There are 150,00 gauchos in Argentina who hunt and herd cattle. Their romanticised lifestyle has turned them into folklore heroes like the American cowboys. To find a real life gaucho you have to visit an estancias or ranch.
The Gaucho Ranch
Luckily this is easy to arrange not far out of the city. So we set of to see the gaucho lifestyle. How authentic the gauchos were I’m not sure, they seemed too handsome and well dressed to be real, but never mind it was fun!
They dress in a boina or beret and wear wide legged pants held up by a wide decorative belt . Our gauchos had black polished boots and they wore a silk scarf or panuelo.
We had a traditional outdoor Argentinian lunch – a parillada or barbecue. This consisted of huge amounts of meat – beef, sausages and a pig roast with chimichurri, a green salsa made with parsley and chilli flakes. This was followed by another famous Argentinian dish – ice cream covered in dulce de leche. You can buy this sauce in all the tourist shops as a souvenir.It’s made from condensed milk cooked until it turns into caramel. It is delicious but incredibly sweet and sickly. We did take some home but a little goes a long way.
Next was a display of horsemanship. To me just being able to get on a horse without help is a skill that defeats me so I’m easily impressed.

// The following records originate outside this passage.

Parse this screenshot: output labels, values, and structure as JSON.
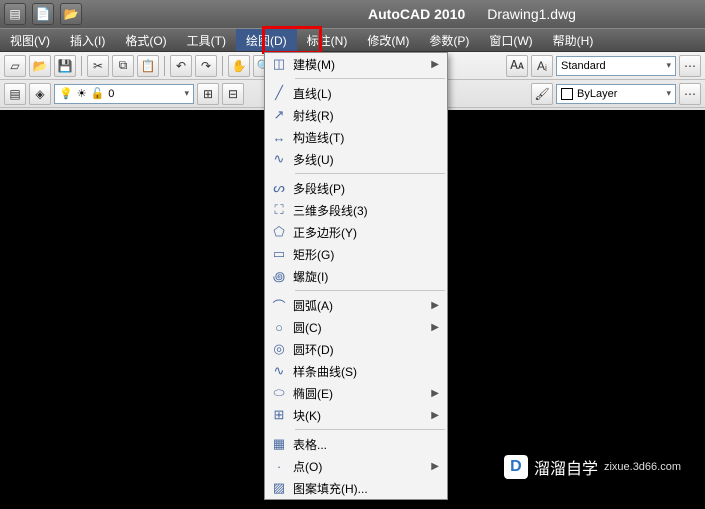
{
  "title": {
    "app": "AutoCAD 2010",
    "doc": "Drawing1.dwg"
  },
  "menubar": [
    "视图(V)",
    "插入(I)",
    "格式(O)",
    "工具(T)",
    "绘图(D)",
    "标注(N)",
    "修改(M)",
    "参数(P)",
    "窗口(W)",
    "帮助(H)"
  ],
  "active_menu_index": 4,
  "toolbar": {
    "style_combo": "Standard",
    "layer_combo": "ByLayer",
    "layer_field": "0"
  },
  "dropdown": {
    "groups": [
      [
        {
          "icon": "◫",
          "label": "建模(M)",
          "sub": true
        }
      ],
      [
        {
          "icon": "╱",
          "label": "直线(L)"
        },
        {
          "icon": "↗",
          "label": "射线(R)"
        },
        {
          "icon": "↔",
          "label": "构造线(T)"
        },
        {
          "icon": "∿",
          "label": "多线(U)"
        }
      ],
      [
        {
          "icon": "ᔕ",
          "label": "多段线(P)"
        },
        {
          "icon": "⛶",
          "label": "三维多段线(3)"
        },
        {
          "icon": "⬠",
          "label": "正多边形(Y)"
        },
        {
          "icon": "▭",
          "label": "矩形(G)"
        },
        {
          "icon": "꩜",
          "label": "螺旋(I)"
        }
      ],
      [
        {
          "icon": "⌒",
          "label": "圆弧(A)",
          "sub": true
        },
        {
          "icon": "○",
          "label": "圆(C)",
          "sub": true
        },
        {
          "icon": "◎",
          "label": "圆环(D)"
        },
        {
          "icon": "∿",
          "label": "样条曲线(S)"
        },
        {
          "icon": "⬭",
          "label": "椭圆(E)",
          "sub": true
        },
        {
          "icon": "⊞",
          "label": "块(K)",
          "sub": true
        }
      ],
      [
        {
          "icon": "▦",
          "label": "表格...",
          "text_only": false
        },
        {
          "icon": "·",
          "label": "点(O)",
          "sub": true
        },
        {
          "icon": "▨",
          "label": "图案填充(H)..."
        }
      ]
    ]
  },
  "watermark": {
    "text": "溜溜自学",
    "sub": "zixue.3d66.com",
    "logo": "D"
  }
}
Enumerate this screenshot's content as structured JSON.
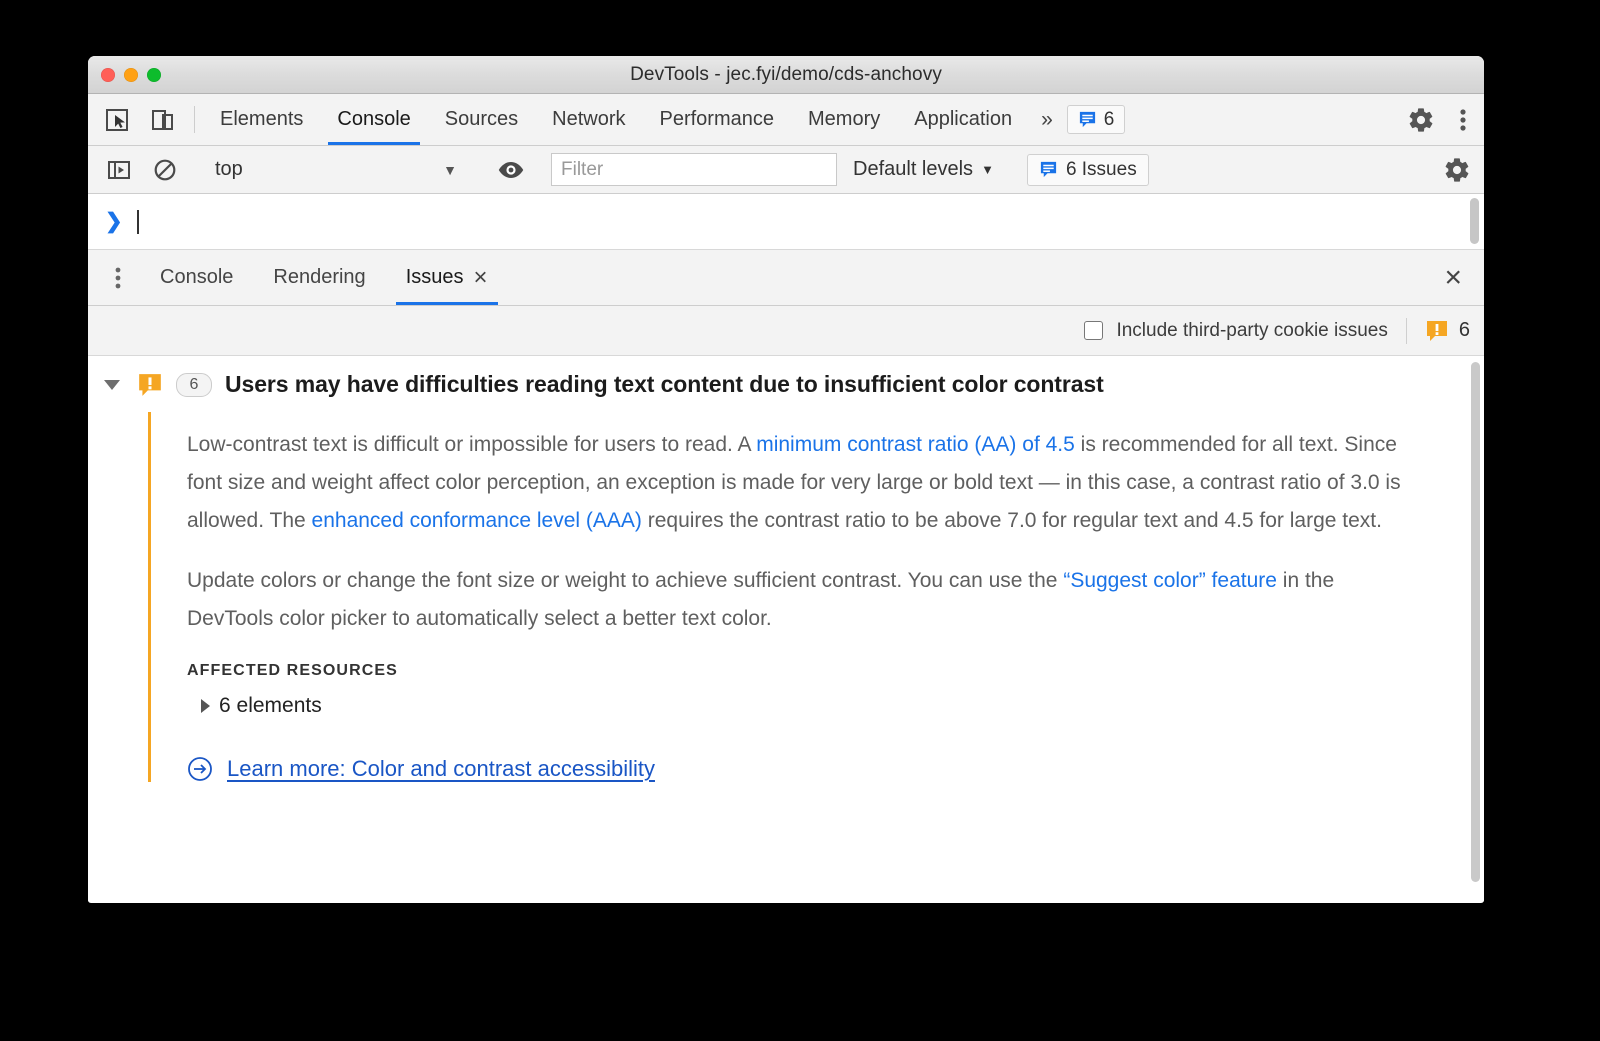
{
  "window": {
    "title": "DevTools - jec.fyi/demo/cds-anchovy",
    "traffic_lights": [
      "close",
      "minimize",
      "maximize"
    ]
  },
  "main_toolbar": {
    "inspect_icon": "inspect-cursor-icon",
    "device_icon": "device-toolbar-icon",
    "tabs": [
      {
        "label": "Elements",
        "active": false
      },
      {
        "label": "Console",
        "active": true
      },
      {
        "label": "Sources",
        "active": false
      },
      {
        "label": "Network",
        "active": false
      },
      {
        "label": "Performance",
        "active": false
      },
      {
        "label": "Memory",
        "active": false
      },
      {
        "label": "Application",
        "active": false
      }
    ],
    "more_tabs_label": "»",
    "issues_pill_count": "6",
    "settings_icon": "gear-icon",
    "more_icon": "kebab-menu-icon"
  },
  "console_toolbar": {
    "sidebar_icon": "console-sidebar-icon",
    "clear_icon": "clear-console-icon",
    "context": "top",
    "context_caret": "▼",
    "eye_icon": "live-expression-eye-icon",
    "filter_placeholder": "Filter",
    "filter_value": "",
    "levels_label": "Default levels",
    "levels_caret": "▼",
    "issues_button_label": "6 Issues",
    "settings_icon": "gear-icon"
  },
  "prompt": {
    "caret": "❯",
    "value": ""
  },
  "drawer": {
    "kebab_icon": "kebab-menu-icon",
    "tabs": [
      {
        "label": "Console",
        "active": false,
        "closable": false
      },
      {
        "label": "Rendering",
        "active": false,
        "closable": false
      },
      {
        "label": "Issues",
        "active": true,
        "closable": true
      }
    ],
    "tab_close_glyph": "×",
    "close_drawer_glyph": "×"
  },
  "issues_options": {
    "cookie_checkbox_label": "Include third-party cookie issues",
    "cookie_checkbox_checked": false,
    "warning_icon": "warning-issue-icon",
    "warning_count": "6"
  },
  "issue": {
    "expanded": true,
    "severity_icon": "warning-issue-icon",
    "count": "6",
    "title": "Users may have difficulties reading text content due to insufficient color contrast",
    "paragraph1": {
      "p1": "Low-contrast text is difficult or impossible for users to read. A ",
      "link1": "minimum contrast ratio (AA) of 4.5",
      "p2": " is recommended for all text. Since font size and weight affect color perception, an exception is made for very large or bold text — in this case, a contrast ratio of 3.0 is allowed. The ",
      "link2": "enhanced conformance level (AAA)",
      "p3": " requires the contrast ratio to be above 7.0 for regular text and 4.5 for large text."
    },
    "paragraph2": {
      "p1": "Update colors or change the font size or weight to achieve sufficient contrast. You can use the ",
      "link1": "“Suggest color” feature",
      "p2": " in the DevTools color picker to automatically select a better text color."
    },
    "affected_resources_label": "AFFECTED RESOURCES",
    "affected_resources_item": "6 elements",
    "learn_more_icon": "external-link-arrow-icon",
    "learn_more_label": "Learn more: Color and contrast accessibility",
    "accent_bar_color": "#f5a623"
  },
  "colors": {
    "accent_blue": "#1a73e8",
    "link_blue": "#1a56c5",
    "warning_orange": "#f5a623",
    "toolbar_bg": "#f3f3f3"
  }
}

Then there was dancing – not really my thing but I was left with little choice,
I get a gaucho to myself and I’m falling over my own feet! JP did considerably better.
Walking Round La Recoleta
Once we were back in the city there was one more thing we had to see. La Recoleta , the public cemetery in Buenos Aires. Strangely there is a top ten of cemeteries in the world and this one makes it onto the list. Many of the tombs are national historic monuments. The place is huge with 6,400 tombs on 13.5 acres. Of course, as usual, we got lost. The narrow alleys are confusing, even with a map, so we couldn’t find Eva Peron but it was an interesting end to the day.